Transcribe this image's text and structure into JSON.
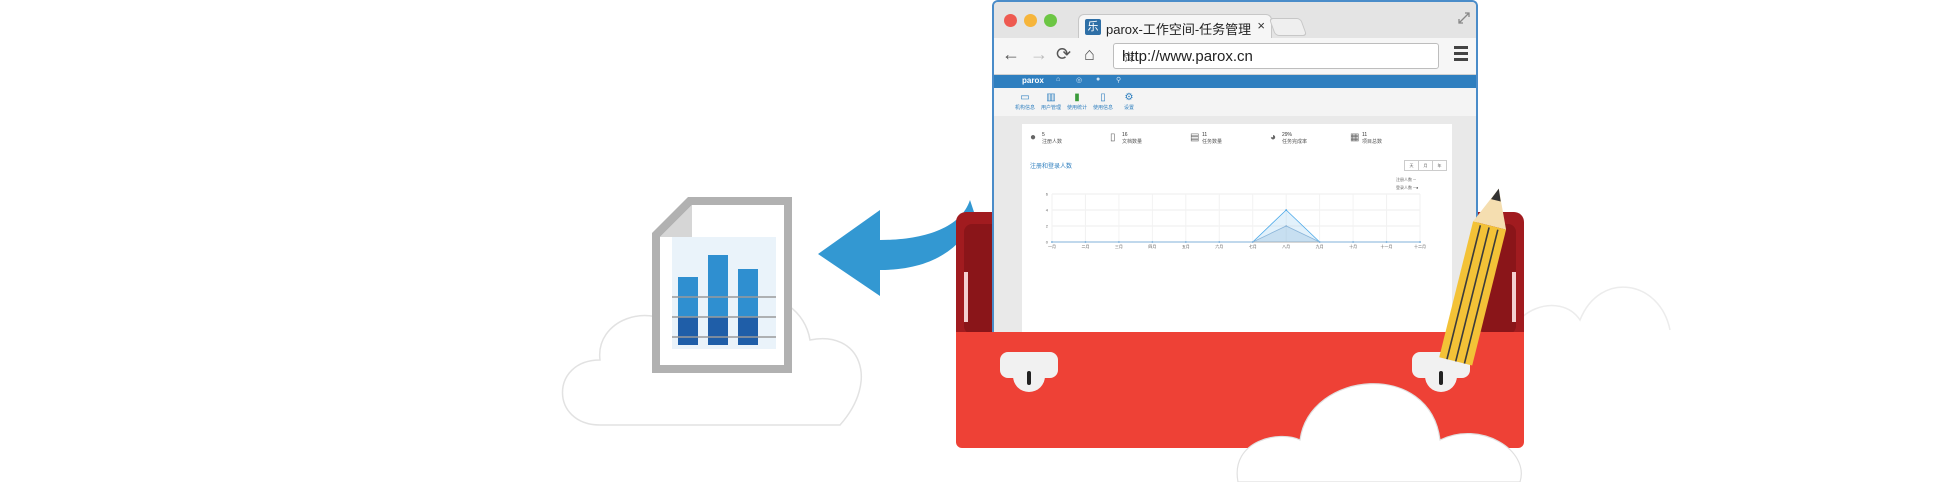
{
  "browser": {
    "tab_title": "parox-工作空间-任务管理",
    "favicon_glyph": "乐",
    "tab_close": "×",
    "url": "http://www.parox.cn",
    "traffic_light_colors": [
      "#ee5a51",
      "#f6b53b",
      "#6cc644"
    ]
  },
  "app": {
    "logo": "parox",
    "topnav_icons": [
      "home-icon",
      "dashboard-icon",
      "user-icon",
      "search-icon"
    ],
    "subnav": [
      {
        "label": "机构信息",
        "icon": "card-icon"
      },
      {
        "label": "用户管理",
        "icon": "id-icon"
      },
      {
        "label": "使用统计",
        "icon": "bar-chart-icon"
      },
      {
        "label": "使用信息",
        "icon": "document-icon"
      },
      {
        "label": "设置",
        "icon": "gear-icon"
      }
    ],
    "stats": [
      {
        "value": "5",
        "label": "注册人数",
        "icon": "user-icon"
      },
      {
        "value": "16",
        "label": "文档数量",
        "icon": "document-icon"
      },
      {
        "value": "11",
        "label": "任务数量",
        "icon": "stack-icon"
      },
      {
        "value": "29%",
        "label": "任务完成率",
        "icon": "pie-icon"
      },
      {
        "value": "11",
        "label": "项目总数",
        "icon": "building-icon"
      }
    ],
    "chart_title": "注册和登录人数",
    "range_buttons": [
      "天",
      "月",
      "年"
    ],
    "legend": [
      "注册人数",
      "登录人数"
    ]
  },
  "chart_data": {
    "type": "line",
    "title": "注册和登录人数",
    "categories": [
      "一月",
      "二月",
      "三月",
      "四月",
      "五月",
      "六月",
      "七月",
      "八月",
      "九月",
      "十月",
      "十一月",
      "十二月"
    ],
    "series": [
      {
        "name": "注册人数",
        "values": [
          0,
          0,
          0,
          0,
          0,
          0,
          0,
          2,
          0,
          0,
          0,
          0
        ]
      },
      {
        "name": "登录人数",
        "values": [
          0,
          0,
          0,
          0,
          0,
          0,
          0,
          4,
          0,
          0,
          0,
          0
        ]
      }
    ],
    "yticks": [
      "0",
      "2",
      "4",
      "6"
    ],
    "ylim": [
      0,
      6
    ],
    "grid": true,
    "legend_position": "top-right"
  },
  "colors": {
    "accent_blue": "#3a97d0",
    "toolbox_red": "#ee4136",
    "toolbox_dark_red": "#a11b1f",
    "pencil_yellow": "#f3c237"
  }
}
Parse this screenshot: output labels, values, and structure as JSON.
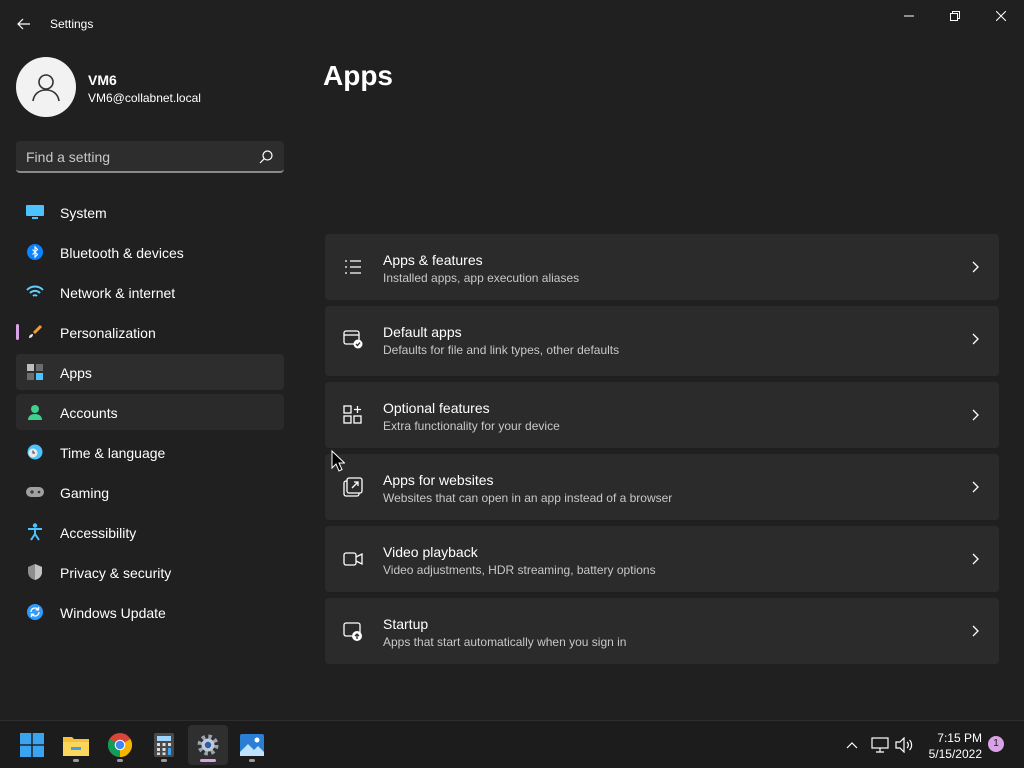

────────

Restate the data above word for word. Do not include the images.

Transcribe this image's text and structure into JSON.
{
  "browser": {
    "tab_title": "parox-工作空间-任务管理",
    "favicon_glyph": "乐",
    "tab_close": "×",
    "url": "http://www.parox.cn",
    "traffic_light_colors": [
      "#ee5a51",
      "#f6b53b",
      "#6cc644"
    ]
  },
  "app": {
    "logo": "parox",
    "topnav_icons": [
      "home-icon",
      "dashboard-icon",
      "user-icon",
      "search-icon"
    ],
    "subnav": [
      {
        "label": "机构信息",
        "icon": "card-icon"
      },
      {
        "label": "用户管理",
        "icon": "id-icon"
      },
      {
        "label": "使用统计",
        "icon": "bar-chart-icon"
      },
      {
        "label": "使用信息",
        "icon": "document-icon"
      },
      {
        "label": "设置",
        "icon": "gear-icon"
      }
    ],
    "stats": [
      {
        "value": "5",
        "label": "注册人数",
        "icon": "user-icon"
      },
      {
        "value": "16",
        "label": "文档数量",
        "icon": "document-icon"
      },
      {
        "value": "11",
        "label": "任务数量",
        "icon": "stack-icon"
      },
      {
        "value": "29%",
        "label": "任务完成率",
        "icon": "pie-icon"
      },
      {
        "value": "11",
        "label": "项目总数",
        "icon": "building-icon"
      }
    ],
    "chart_title": "注册和登录人数",
    "range_buttons": [
      "天",
      "月",
      "年"
    ],
    "legend": [
      "注册人数",
      "登录人数"
    ]
  },
  "chart_data": {
    "type": "line",
    "title": "注册和登录人数",
    "categories": [
      "一月",
      "二月",
      "三月",
      "四月",
      "五月",
      "六月",
      "七月",
      "八月",
      "九月",
      "十月",
      "十一月",
      "十二月"
    ],
    "series": [
      {
        "name": "注册人数",
        "values": [
          0,
          0,
          0,
          0,
          0,
          0,
          0,
          2,
          0,
          0,
          0,
          0
        ]
      },
      {
        "name": "登录人数",
        "values": [
          0,
          0,
          0,
          0,
          0,
          0,
          0,
          4,
          0,
          0,
          0,
          0
        ]
      }
    ],
    "yticks": [
      "0",
      "2",
      "4",
      "6"
    ],
    "ylim": [
      0,
      6
    ],
    "grid": true,
    "legend_position": "top-right"
  },
  "colors": {
    "accent_blue": "#3a97d0",
    "toolbox_red": "#ee4136",
    "toolbox_dark_red": "#a11b1f",
    "pencil_yellow": "#f3c237"
  }
}
Parse this screenshot: output labels, values, and structure as JSON.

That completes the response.